### Data shown
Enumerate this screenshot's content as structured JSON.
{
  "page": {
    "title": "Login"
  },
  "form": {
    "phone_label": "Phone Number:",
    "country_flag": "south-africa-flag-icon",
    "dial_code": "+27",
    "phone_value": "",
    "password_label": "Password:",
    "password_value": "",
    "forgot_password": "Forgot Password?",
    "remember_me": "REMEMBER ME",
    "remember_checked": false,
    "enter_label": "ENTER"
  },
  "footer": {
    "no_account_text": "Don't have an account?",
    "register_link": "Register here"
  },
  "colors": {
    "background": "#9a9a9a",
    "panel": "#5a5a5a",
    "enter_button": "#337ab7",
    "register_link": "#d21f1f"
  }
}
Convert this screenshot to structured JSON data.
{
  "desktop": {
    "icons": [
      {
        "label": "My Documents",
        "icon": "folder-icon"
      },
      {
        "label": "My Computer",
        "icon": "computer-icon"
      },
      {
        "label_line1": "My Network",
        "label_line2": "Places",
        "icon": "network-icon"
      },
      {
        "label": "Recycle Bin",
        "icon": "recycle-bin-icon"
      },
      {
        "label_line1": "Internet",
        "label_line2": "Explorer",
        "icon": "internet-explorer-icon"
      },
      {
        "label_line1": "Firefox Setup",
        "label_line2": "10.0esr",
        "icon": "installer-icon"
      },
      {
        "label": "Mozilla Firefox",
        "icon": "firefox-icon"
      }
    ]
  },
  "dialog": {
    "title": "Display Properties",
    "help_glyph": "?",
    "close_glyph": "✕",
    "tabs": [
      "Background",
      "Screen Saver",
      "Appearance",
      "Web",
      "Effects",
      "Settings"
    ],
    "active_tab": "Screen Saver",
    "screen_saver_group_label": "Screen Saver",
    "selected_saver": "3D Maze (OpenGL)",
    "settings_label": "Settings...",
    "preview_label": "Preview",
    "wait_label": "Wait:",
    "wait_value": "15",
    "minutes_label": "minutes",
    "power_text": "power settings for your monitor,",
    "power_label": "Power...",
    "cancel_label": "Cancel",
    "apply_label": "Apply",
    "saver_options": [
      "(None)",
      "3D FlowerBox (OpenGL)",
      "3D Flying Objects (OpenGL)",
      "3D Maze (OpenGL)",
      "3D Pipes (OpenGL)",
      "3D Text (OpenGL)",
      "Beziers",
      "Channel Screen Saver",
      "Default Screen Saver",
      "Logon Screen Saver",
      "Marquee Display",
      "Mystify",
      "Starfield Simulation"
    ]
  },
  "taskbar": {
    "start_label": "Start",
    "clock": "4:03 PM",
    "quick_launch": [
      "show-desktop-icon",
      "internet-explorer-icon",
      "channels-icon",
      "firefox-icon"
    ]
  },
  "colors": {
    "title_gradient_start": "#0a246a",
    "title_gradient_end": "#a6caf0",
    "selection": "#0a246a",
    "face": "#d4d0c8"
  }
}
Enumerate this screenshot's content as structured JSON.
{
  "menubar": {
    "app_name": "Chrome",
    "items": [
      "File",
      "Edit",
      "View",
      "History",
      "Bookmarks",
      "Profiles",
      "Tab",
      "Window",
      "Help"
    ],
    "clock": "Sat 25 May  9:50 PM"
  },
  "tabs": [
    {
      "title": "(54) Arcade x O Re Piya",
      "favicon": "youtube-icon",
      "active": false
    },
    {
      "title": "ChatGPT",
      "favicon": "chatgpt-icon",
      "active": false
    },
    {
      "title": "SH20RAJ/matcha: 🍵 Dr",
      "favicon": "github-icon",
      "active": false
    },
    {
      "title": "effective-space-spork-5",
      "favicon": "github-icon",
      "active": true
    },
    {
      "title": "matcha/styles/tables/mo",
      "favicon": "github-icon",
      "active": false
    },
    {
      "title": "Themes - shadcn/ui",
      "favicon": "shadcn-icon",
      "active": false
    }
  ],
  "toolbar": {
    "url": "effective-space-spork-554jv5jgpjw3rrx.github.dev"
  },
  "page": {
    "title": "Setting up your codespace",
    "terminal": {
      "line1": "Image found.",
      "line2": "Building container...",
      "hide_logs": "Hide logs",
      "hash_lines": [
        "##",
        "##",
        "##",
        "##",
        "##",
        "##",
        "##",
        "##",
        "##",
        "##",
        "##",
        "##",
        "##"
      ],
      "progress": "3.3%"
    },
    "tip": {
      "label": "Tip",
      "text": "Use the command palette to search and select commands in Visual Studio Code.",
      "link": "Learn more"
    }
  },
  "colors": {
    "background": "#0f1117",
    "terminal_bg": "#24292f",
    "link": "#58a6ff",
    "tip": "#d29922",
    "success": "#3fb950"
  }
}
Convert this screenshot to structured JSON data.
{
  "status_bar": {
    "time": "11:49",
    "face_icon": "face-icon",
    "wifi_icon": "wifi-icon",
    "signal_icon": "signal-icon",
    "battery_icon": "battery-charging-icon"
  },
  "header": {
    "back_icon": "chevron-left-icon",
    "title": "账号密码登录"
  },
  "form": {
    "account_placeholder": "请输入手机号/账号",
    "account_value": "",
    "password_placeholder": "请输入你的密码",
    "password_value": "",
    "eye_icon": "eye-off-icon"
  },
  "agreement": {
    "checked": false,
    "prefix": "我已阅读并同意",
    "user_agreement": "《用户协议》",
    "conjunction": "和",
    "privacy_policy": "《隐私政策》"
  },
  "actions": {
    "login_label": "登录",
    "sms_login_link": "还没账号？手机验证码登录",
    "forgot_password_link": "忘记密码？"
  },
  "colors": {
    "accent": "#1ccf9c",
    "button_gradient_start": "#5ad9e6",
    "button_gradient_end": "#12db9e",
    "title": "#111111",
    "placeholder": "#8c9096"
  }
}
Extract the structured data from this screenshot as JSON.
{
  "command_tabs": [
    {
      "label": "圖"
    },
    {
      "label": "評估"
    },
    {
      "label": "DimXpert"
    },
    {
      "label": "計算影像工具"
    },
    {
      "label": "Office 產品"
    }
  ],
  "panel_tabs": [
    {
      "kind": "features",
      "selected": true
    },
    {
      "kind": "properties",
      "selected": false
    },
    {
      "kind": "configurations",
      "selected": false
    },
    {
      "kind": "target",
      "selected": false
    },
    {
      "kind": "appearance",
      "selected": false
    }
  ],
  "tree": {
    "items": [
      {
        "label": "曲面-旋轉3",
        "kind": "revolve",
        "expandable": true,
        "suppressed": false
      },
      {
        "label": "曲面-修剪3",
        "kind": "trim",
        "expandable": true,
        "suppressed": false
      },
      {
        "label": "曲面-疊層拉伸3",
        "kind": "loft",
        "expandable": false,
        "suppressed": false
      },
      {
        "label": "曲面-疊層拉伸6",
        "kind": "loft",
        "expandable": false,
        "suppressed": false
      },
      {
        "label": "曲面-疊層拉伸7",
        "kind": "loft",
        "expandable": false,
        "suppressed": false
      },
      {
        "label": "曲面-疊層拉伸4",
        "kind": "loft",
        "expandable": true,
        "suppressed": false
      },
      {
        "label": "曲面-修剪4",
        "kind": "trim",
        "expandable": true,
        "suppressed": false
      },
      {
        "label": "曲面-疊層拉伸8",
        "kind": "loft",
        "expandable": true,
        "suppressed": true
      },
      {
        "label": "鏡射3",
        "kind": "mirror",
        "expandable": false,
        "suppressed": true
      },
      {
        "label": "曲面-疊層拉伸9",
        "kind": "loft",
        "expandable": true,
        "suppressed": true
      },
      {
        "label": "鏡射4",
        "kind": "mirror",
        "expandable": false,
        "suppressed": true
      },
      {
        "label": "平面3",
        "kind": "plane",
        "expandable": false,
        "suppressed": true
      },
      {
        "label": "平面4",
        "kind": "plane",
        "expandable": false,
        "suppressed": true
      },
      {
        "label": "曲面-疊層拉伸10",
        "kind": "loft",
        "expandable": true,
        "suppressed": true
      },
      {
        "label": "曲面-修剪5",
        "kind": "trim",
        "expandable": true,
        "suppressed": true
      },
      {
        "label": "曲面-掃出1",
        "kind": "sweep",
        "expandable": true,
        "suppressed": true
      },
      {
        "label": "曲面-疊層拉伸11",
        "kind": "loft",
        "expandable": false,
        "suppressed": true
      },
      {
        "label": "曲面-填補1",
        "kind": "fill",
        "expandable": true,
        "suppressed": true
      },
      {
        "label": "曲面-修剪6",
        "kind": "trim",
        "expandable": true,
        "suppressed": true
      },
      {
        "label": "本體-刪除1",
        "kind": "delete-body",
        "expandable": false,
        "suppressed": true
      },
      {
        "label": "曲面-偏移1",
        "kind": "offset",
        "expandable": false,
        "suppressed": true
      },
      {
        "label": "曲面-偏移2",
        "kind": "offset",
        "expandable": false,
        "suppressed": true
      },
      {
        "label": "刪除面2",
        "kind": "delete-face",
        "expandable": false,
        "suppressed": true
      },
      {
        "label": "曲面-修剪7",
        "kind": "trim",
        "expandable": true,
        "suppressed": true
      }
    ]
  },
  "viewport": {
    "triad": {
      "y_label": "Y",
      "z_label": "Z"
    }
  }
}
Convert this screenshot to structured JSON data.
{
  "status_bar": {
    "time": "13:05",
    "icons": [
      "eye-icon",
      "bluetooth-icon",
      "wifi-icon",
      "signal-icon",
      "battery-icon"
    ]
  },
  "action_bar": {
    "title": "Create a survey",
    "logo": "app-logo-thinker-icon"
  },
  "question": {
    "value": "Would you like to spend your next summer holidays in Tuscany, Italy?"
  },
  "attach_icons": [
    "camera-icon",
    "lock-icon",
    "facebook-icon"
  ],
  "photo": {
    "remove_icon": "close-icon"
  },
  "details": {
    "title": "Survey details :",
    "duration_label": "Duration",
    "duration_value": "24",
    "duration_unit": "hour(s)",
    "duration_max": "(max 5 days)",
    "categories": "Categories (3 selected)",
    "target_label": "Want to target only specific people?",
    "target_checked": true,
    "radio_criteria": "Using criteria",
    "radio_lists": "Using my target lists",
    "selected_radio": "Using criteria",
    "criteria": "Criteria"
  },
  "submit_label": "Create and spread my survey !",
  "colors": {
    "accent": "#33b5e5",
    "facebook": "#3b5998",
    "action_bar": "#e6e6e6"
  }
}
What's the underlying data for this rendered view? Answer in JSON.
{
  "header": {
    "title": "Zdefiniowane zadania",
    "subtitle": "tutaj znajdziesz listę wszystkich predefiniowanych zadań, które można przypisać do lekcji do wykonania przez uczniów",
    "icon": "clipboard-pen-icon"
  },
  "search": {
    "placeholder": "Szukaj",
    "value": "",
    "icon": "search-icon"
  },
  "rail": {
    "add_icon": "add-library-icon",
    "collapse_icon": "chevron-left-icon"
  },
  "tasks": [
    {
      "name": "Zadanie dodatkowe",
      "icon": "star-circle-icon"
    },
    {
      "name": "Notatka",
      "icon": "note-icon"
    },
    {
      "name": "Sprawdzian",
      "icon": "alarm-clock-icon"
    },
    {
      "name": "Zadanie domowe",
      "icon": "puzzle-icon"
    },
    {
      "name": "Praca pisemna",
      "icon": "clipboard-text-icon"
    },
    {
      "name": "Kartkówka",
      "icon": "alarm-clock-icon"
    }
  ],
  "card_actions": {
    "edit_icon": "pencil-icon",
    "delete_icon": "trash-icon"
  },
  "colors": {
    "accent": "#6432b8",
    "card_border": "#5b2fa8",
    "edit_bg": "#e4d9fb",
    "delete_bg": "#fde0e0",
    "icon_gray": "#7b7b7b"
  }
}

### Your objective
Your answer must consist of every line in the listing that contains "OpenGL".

### Result of the exercise
    "selected_saver": "3D Maze (OpenGL)",
      "3D FlowerBox (OpenGL)",
      "3D Flying Objects (OpenGL)",
      "3D Maze (OpenGL)",
      "3D Pipes (OpenGL)",
      "3D Text (OpenGL)",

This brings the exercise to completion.